Dominant carriers Verizon and AT&T stand to benefit most from tax reform plans under consideration by the US Congress, though the measure could spur increased investment across the industry, Wells Fargo Securities analysts predicted.
Separate tax reform bills were recently passed by both houses of Congress. Negotiations are currently underway to find a middle ground both chambers can agree on, but reports suggest the final measure will lower the current 35 per cent corporate tax rate to around 21 per cent and include a provision allowing companies to deduct capital expenses for the next five years.
In a research note, senior analyst Jennifer Fritzsche said the company believes Verizon and AT&T’s cash tax obligations (the sum companies must pay to meet their tax obligations to the government), capital intensity and moderate leverage will enable them to “fully deduct interest expense” under the reformed tax code. This will boost earnings per share and free cash flow, she explained.
For example, by using the deduction provision on capex, AT&T and Verizon’s free cash flow could benefit to the tune of around $1.6 billion and $1.2 billion respectively, Fritzsche noted. Through 2018 and 2019, AT&T may see growth in earnings per share of 16 per cent and Verizon 20 per cent, she added.
While AT&T and Verizon were tipped to be in the best position to capitalise on the reform provisions, Fritzsche said capex deductions could spur increased investment across the industry. In addition to 5G rollouts, Fritzsche said Wells Fargo Securities believes “many investments could be accelerated to take advantage of capex deductibility,” including AT&T’s FirstNet build, T-Mobile’s 600MHz project and Sprint’s broad network enhancements.
AT&T stated previously it will invest an additional $1 billion if reforms are passed: CFO John Stephens also hinted the tax overhaul could be a boon for the operator’s enterprise business by generating more demand for its services.
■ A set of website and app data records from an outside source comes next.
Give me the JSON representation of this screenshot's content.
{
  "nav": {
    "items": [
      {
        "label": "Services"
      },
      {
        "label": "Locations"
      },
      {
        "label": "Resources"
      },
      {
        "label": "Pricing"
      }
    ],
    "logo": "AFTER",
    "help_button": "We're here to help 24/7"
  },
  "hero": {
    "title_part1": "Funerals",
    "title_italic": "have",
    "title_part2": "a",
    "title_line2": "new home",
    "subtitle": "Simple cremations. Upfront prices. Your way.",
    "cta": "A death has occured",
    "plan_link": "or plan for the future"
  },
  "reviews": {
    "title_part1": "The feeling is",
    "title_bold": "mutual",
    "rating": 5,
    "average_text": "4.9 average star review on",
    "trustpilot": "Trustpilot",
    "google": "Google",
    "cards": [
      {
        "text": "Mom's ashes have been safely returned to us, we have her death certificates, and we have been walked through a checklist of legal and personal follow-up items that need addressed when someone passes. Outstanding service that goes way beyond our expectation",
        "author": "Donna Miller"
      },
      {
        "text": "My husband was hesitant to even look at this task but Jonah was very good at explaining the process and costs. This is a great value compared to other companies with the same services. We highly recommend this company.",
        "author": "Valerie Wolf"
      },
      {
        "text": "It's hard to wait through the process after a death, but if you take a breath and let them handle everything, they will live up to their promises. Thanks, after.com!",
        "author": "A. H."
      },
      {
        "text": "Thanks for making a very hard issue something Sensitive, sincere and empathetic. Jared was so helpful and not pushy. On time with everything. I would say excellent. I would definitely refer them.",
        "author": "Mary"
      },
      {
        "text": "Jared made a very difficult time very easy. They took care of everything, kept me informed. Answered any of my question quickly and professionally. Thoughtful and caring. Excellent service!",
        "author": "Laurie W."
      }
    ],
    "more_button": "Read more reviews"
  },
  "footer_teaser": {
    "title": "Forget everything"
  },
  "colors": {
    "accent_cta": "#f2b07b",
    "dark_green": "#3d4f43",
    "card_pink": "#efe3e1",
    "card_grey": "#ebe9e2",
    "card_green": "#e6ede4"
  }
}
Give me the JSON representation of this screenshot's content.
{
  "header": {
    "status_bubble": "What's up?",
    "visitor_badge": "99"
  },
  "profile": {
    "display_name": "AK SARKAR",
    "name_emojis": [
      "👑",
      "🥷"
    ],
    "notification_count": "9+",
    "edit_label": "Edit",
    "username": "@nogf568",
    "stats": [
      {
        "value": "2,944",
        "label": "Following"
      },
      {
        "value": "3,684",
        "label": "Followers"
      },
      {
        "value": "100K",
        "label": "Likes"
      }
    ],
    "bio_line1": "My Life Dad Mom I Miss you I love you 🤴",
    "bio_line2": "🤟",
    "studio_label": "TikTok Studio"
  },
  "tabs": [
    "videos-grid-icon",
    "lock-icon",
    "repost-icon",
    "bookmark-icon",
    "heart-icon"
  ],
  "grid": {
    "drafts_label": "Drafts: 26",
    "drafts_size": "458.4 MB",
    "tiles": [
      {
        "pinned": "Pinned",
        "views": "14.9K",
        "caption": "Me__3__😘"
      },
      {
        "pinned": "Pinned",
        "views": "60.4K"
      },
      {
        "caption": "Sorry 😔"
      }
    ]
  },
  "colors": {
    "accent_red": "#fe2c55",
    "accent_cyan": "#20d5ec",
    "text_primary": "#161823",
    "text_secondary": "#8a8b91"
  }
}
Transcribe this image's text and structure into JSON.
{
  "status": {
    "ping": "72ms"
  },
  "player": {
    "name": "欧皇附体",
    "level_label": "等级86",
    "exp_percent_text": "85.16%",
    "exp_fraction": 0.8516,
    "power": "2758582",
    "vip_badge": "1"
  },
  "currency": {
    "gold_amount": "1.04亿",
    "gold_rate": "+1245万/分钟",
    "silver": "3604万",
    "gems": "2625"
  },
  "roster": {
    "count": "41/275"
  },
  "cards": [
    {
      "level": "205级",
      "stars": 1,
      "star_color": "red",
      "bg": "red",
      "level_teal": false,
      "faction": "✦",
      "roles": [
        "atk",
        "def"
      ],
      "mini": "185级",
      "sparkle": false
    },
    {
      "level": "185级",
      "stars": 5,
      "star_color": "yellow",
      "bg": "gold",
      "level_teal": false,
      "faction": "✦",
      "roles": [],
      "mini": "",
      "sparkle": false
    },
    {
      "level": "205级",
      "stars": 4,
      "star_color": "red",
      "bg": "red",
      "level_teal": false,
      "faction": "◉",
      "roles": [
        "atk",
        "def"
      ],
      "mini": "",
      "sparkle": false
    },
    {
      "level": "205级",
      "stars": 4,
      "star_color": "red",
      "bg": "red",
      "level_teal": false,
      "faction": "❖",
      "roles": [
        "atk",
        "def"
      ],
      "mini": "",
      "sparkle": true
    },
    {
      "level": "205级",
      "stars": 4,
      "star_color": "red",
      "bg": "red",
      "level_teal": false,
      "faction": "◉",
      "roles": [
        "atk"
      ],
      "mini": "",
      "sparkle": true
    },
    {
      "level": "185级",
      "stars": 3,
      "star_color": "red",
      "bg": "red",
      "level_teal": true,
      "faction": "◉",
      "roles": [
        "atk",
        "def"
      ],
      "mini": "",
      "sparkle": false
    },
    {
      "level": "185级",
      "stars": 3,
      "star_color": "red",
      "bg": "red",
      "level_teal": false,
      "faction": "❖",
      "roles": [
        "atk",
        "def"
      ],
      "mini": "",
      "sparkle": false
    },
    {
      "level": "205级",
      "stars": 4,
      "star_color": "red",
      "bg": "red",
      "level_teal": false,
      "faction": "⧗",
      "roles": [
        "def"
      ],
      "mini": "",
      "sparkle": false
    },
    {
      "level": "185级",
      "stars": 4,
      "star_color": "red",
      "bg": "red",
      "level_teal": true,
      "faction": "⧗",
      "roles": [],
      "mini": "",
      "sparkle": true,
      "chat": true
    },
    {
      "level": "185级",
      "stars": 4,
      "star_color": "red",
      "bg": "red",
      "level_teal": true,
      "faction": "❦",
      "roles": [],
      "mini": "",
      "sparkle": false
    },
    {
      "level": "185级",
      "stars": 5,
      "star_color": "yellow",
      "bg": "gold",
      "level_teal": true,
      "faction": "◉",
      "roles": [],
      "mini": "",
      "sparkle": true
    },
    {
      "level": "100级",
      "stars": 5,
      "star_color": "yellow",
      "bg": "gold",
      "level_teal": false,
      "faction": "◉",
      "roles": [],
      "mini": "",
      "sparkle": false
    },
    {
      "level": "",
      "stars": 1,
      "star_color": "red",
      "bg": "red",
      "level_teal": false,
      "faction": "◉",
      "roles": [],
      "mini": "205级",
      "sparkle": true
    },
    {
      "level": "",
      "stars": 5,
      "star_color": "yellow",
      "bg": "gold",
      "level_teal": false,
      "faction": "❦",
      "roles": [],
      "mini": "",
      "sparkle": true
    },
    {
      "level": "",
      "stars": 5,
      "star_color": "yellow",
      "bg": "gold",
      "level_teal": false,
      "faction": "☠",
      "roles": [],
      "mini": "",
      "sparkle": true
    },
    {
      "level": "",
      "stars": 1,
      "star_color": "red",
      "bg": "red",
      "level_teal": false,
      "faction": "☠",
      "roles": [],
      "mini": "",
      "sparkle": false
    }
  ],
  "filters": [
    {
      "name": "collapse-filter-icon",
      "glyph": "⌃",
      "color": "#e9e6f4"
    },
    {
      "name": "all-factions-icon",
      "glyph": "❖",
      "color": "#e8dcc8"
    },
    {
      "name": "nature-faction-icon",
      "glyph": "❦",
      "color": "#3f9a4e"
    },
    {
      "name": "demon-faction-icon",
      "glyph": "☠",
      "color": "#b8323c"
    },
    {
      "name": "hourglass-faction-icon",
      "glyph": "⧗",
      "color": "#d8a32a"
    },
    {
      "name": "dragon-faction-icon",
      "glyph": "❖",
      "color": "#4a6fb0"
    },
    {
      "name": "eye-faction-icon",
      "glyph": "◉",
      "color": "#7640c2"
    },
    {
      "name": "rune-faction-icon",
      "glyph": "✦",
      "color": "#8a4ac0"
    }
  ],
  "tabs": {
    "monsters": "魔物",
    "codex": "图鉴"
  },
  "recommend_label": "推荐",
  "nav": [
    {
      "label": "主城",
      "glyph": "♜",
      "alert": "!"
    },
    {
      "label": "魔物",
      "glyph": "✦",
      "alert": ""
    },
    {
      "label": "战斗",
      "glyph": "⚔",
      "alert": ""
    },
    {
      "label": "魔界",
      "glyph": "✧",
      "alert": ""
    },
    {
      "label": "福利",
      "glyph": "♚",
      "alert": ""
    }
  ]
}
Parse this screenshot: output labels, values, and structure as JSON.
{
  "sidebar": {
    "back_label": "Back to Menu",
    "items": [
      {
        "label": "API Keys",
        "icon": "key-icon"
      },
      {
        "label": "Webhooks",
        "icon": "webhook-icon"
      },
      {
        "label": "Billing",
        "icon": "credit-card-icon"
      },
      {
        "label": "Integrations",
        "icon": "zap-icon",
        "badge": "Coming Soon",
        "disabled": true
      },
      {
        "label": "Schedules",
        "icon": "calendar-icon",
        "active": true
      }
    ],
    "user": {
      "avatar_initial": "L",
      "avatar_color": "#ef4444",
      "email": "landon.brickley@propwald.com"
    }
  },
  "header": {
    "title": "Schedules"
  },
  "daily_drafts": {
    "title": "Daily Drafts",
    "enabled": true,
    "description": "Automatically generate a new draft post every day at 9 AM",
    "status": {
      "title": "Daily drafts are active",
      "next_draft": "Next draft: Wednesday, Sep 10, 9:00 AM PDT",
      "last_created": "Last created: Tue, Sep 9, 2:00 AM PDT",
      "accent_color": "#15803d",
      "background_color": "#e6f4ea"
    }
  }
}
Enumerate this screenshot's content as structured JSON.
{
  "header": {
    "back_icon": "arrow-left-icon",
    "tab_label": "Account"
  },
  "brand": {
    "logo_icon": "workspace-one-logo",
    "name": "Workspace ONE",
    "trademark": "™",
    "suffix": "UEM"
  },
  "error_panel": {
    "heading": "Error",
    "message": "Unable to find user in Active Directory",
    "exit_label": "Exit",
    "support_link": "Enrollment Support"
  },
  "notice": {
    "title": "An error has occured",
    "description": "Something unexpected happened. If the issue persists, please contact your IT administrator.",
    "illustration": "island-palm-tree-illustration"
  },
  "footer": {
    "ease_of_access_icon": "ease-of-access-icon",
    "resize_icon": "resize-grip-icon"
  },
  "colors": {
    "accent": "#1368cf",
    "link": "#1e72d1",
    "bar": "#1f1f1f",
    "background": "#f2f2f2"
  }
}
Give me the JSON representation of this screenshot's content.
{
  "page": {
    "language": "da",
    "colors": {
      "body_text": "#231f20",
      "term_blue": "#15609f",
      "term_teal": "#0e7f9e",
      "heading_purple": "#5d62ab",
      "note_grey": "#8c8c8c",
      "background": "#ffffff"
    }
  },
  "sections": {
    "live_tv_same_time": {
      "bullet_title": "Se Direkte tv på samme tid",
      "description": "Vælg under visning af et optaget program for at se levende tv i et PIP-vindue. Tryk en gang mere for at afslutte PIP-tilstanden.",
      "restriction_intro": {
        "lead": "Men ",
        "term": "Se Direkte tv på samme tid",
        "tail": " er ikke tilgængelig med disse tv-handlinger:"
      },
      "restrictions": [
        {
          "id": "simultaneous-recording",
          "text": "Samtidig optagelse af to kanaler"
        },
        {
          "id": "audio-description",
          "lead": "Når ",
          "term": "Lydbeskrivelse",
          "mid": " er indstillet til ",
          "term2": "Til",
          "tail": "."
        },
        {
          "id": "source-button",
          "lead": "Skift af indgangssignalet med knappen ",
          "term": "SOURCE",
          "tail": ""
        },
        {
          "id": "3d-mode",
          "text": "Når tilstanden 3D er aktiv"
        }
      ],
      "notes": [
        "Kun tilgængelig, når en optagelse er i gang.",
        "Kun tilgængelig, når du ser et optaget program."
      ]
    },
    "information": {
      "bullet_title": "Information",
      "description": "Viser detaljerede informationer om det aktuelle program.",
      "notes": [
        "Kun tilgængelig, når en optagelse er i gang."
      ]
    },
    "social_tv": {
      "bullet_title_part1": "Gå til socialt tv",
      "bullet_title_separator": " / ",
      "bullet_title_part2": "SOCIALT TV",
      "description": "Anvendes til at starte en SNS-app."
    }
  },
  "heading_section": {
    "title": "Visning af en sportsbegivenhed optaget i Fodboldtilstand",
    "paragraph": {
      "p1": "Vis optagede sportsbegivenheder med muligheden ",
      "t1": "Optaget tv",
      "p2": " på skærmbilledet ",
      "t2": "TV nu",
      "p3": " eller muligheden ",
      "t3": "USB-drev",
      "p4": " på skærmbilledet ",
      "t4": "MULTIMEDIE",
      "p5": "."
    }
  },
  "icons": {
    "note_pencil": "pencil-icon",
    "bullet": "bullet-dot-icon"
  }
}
But in a separate research note last week, MoffettNathanson analysts concluded Verizon and T-Mobile would be the top beneficiaries of tax reform. AT&T stands to gain less because “low taxes in the forecast period, lessen the impact of incremental tax cuts,” they noted.
MoffetNathanson said tax reform is “irrelevant” for Sprint.